Each entry is to be given again exactly; drop the images.

• • • •

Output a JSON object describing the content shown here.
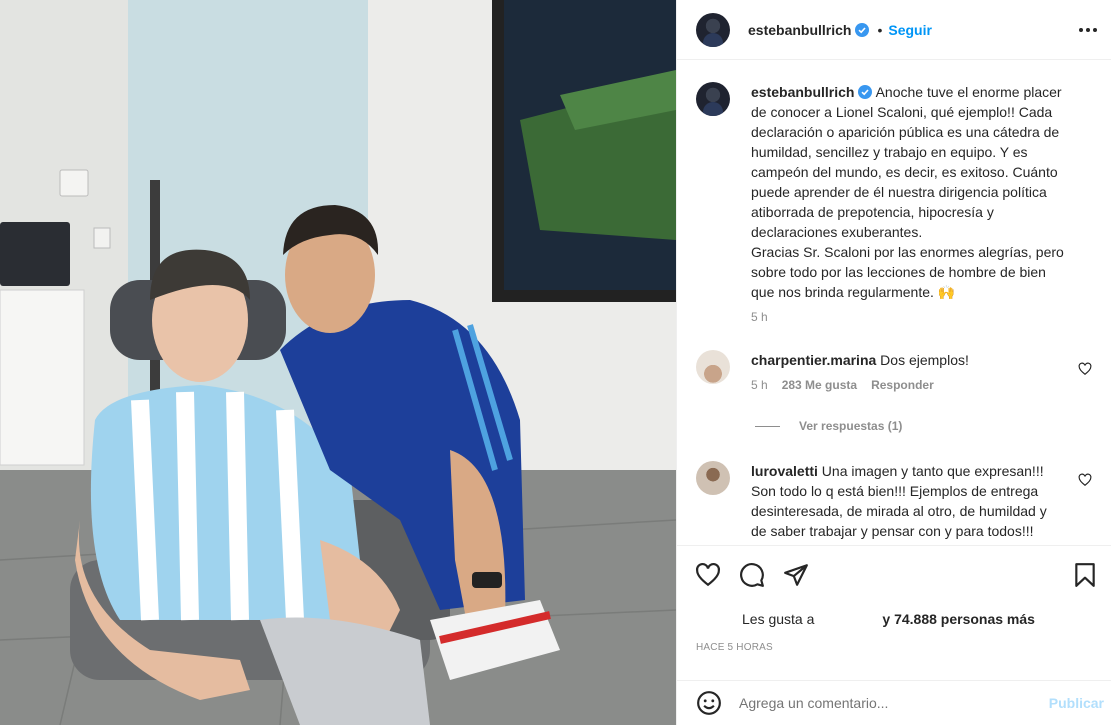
{
  "post": {
    "username": "estebanbullrich",
    "follow_label": "Seguir",
    "dot": "•",
    "caption_lines": [
      "Anoche tuve el enorme placer",
      "de conocer a Lionel Scaloni, qué ejemplo!! Cada",
      "declaración o aparición pública es una cátedra de",
      "humildad, sencillez y trabajo en equipo. Y es",
      "campeón del mundo, es decir, es exitoso. Cuánto",
      "puede aprender de él nuestra dirigencia política",
      "atiborrada de prepotencia, hipocresía y",
      "declaraciones exuberantes.",
      "Gracias Sr. Scaloni por las enormes alegrías, pero",
      "sobre todo por las lecciones de hombre de bien",
      "que nos brinda regularmente. 🙌"
    ],
    "caption_time": "5 h"
  },
  "comments": [
    {
      "username": "charpentier.marina",
      "text": "Dos ejemplos!",
      "time": "5 h",
      "likes": "283 Me gusta",
      "reply_label": "Responder",
      "view_replies": "Ver respuestas (1)"
    },
    {
      "username": "lurovaletti",
      "text_lines": [
        "Una imagen y tanto que expresan!!!",
        "Son todo lo q está bien!!! Ejemplos de entrega",
        "desinteresada, de mirada al otro, de humildad y",
        "de saber trabajar y pensar con y para todos!!!"
      ]
    }
  ],
  "actions": {
    "likes_prefix": "Les gusta a",
    "likes_suffix": "y 74.888 personas más",
    "timestamp": "HACE 5 HORAS"
  },
  "add_comment": {
    "placeholder": "Agrega un comentario...",
    "publish_label": "Publicar"
  },
  "icons": [
    "more-options-icon",
    "verified-badge-icon",
    "heart-icon",
    "comment-icon",
    "share-icon",
    "bookmark-icon",
    "emoji-icon"
  ],
  "colors": {
    "link_blue": "#0095f6",
    "publish_disabled": "#b2dffc",
    "muted": "#8e8e8e",
    "text": "#262626"
  }
}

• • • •

» **Result**
Output a JSON object describing the content shown here.
{
  "post": {
    "username": "estebanbullrich",
    "follow_label": "Seguir",
    "dot": "•",
    "caption_lines": [
      "Anoche tuve el enorme placer",
      "de conocer a Lionel Scaloni, qué ejemplo!! Cada",
      "declaración o aparición pública es una cátedra de",
      "humildad, sencillez y trabajo en equipo. Y es",
      "campeón del mundo, es decir, es exitoso. Cuánto",
      "puede aprender de él nuestra dirigencia política",
      "atiborrada de prepotencia, hipocresía y",
      "declaraciones exuberantes.",
      "Gracias Sr. Scaloni por las enormes alegrías, pero",
      "sobre todo por las lecciones de hombre de bien",
      "que nos brinda regularmente. 🙌"
    ],
    "caption_time": "5 h"
  },
  "comments": [
    {
      "username": "charpentier.marina",
      "text": "Dos ejemplos!",
      "time": "5 h",
      "likes": "283 Me gusta",
      "reply_label": "Responder",
      "view_replies": "Ver respuestas (1)"
    },
    {
      "username": "lurovaletti",
      "text_lines": [
        "Una imagen y tanto que expresan!!!",
        "Son todo lo q está bien!!! Ejemplos de entrega",
        "desinteresada, de mirada al otro, de humildad y",
        "de saber trabajar y pensar con y para todos!!!"
      ]
    }
  ],
  "actions": {
    "likes_prefix": "Les gusta a",
    "likes_suffix": "y 74.888 personas más",
    "timestamp": "HACE 5 HORAS"
  },
  "add_comment": {
    "placeholder": "Agrega un comentario...",
    "publish_label": "Publicar"
  },
  "icons": [
    "more-options-icon",
    "verified-badge-icon",
    "heart-icon",
    "comment-icon",
    "share-icon",
    "bookmark-icon",
    "emoji-icon"
  ],
  "colors": {
    "link_blue": "#0095f6",
    "publish_disabled": "#b2dffc",
    "muted": "#8e8e8e",
    "text": "#262626"
  }
}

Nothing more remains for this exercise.